if the payoff in the future isn’t worth the price you pay, why
invest? Such an analysis requires a few assumptions and generalizations, and a critical look at anecdotal evidence as well as
statistics. For example, just as normal curves have outliers, there
will always be cases where college dropouts become CEOs or
well-published professors with Ph.D.s are barely making enough
to support their families.
The U.S. Bureau of Labor Statistics (BLS) publishes an annual
Current Population Survey that quan-tifies the financial benefits of earning a more advanced degree. A broad
sampling of the U.S. population
reveals that, in general, a higher level
of educational attainment yields significantly greater future earnings and
a lower likelihood of unemployment.
Level of education, employment sector, and length of experience are the
three most influential correlates of
salary. Educational payoff also tends
to be greatest at the highest degree
levels. In 2012, for example, those
with professional degrees registered
median weekly earnings of $1,735

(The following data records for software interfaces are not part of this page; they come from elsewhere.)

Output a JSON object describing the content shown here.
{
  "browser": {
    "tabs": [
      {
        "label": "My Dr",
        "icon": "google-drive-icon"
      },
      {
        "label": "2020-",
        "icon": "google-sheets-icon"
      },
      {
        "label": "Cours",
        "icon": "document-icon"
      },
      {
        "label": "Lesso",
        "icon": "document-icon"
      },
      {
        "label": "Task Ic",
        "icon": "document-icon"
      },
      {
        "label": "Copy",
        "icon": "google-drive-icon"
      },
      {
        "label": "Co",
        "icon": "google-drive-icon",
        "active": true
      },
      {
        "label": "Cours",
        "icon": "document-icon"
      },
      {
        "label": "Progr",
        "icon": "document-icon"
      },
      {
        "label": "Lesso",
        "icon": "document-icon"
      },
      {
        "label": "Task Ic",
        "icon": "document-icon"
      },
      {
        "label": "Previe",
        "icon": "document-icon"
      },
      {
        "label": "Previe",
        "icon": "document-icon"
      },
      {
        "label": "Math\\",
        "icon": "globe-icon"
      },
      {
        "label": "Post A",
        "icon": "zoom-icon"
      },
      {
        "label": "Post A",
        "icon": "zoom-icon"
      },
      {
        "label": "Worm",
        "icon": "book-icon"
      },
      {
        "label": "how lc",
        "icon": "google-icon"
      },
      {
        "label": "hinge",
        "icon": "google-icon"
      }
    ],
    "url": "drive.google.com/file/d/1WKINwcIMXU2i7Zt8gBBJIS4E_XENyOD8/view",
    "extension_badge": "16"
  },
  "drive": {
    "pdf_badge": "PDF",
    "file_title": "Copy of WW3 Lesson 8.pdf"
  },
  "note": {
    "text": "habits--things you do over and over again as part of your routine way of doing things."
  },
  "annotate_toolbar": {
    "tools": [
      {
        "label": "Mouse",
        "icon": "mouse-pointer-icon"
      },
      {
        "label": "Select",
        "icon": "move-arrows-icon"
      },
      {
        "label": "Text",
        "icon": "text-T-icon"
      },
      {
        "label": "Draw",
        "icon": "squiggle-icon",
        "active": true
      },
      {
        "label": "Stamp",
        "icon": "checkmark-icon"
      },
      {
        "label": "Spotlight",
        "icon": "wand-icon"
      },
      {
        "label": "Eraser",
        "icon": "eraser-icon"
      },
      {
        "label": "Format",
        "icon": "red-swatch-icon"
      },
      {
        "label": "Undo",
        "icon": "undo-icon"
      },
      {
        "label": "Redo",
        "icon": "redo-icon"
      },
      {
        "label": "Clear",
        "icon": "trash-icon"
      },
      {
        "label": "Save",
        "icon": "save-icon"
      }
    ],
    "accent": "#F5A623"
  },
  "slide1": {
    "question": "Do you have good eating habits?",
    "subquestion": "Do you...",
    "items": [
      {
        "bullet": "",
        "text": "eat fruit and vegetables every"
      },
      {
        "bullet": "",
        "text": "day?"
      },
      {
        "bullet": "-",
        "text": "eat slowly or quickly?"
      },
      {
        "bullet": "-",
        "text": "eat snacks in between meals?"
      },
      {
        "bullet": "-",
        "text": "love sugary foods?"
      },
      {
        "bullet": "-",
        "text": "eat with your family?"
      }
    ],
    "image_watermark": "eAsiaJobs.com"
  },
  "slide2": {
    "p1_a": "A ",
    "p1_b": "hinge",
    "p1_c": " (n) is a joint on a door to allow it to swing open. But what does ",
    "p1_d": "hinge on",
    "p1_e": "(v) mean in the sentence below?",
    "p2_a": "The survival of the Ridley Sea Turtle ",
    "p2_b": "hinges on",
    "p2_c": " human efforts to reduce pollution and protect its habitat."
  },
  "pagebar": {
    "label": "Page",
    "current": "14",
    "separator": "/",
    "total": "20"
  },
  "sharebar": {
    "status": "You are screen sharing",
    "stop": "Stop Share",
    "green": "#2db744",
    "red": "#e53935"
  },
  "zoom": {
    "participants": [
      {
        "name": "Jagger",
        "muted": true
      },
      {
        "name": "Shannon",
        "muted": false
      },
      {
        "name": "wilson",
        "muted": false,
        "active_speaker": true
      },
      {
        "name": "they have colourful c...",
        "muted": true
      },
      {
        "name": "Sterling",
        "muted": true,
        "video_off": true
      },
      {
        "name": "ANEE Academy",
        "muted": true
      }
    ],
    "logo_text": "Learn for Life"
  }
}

and an unemployment rate of
2.1%. Among those with bachelor’s
degrees, the numbers were $1,066
and 4.5%, respectively, and among all
workers, the corresponding averages
were $815 and 6.8%.
In its “Education Pays” report, the College Board publishes a
comparison of earnings ratios. Compared with a high school graduate, the median earnings for a person with a bachelor’s degree
are 1.66 times greater. Obtaining a professional degree results in
an income that is 1.65 times that of a college graduate. From a
strictly financial standpoint, getting a graduate degree pays off
down the road. But as I’ll explain a little later, your calculation may
be a bit more complicated than that.
From an employment perspective, a graduate degree in chemistry also proves worthwhile. According to a 2013 study entitled
“Hard Times” by Anthony Carnevale, director of the Georgetown
University Center on Education and the Workforce, those with B.S.
chemistry degrees registered the fourth-lowest unemployment
rate among all college majors, at 5.8% for recent graduates. The
study also disclosed unemployment rates of 5.6% and 2.4% for
experienced graduates and graduate degree holders in chemistry,
In the most recent ACS survey of new graduates in chemistry
and related fields, published in the April 22, 2013, edition of C&EN
and reprinted on pages 8-10, the median starting salary in 2012
for new graduates in chemistry was $40,000 for a bachelor’s
degree holders and $80,000 for those with a Ph.D. For all chemists,
Earnings and unemployment rates by educational attainment
Unemployment rate in 2012 (%) Median weekly earnings in 2012 ($)
Less than a
high school diploma
SOURCE: Education Pays 2010: The Benefits of Higher Education for Individuals and Society, by Sandy Baum, Jennifer Ma, and
Kathleen Payea, College Board Advocacy & Policy Center. http://trends.collegeboard.org/sites/default/files/education-
pays-2010-full-report.pdf, p. 12.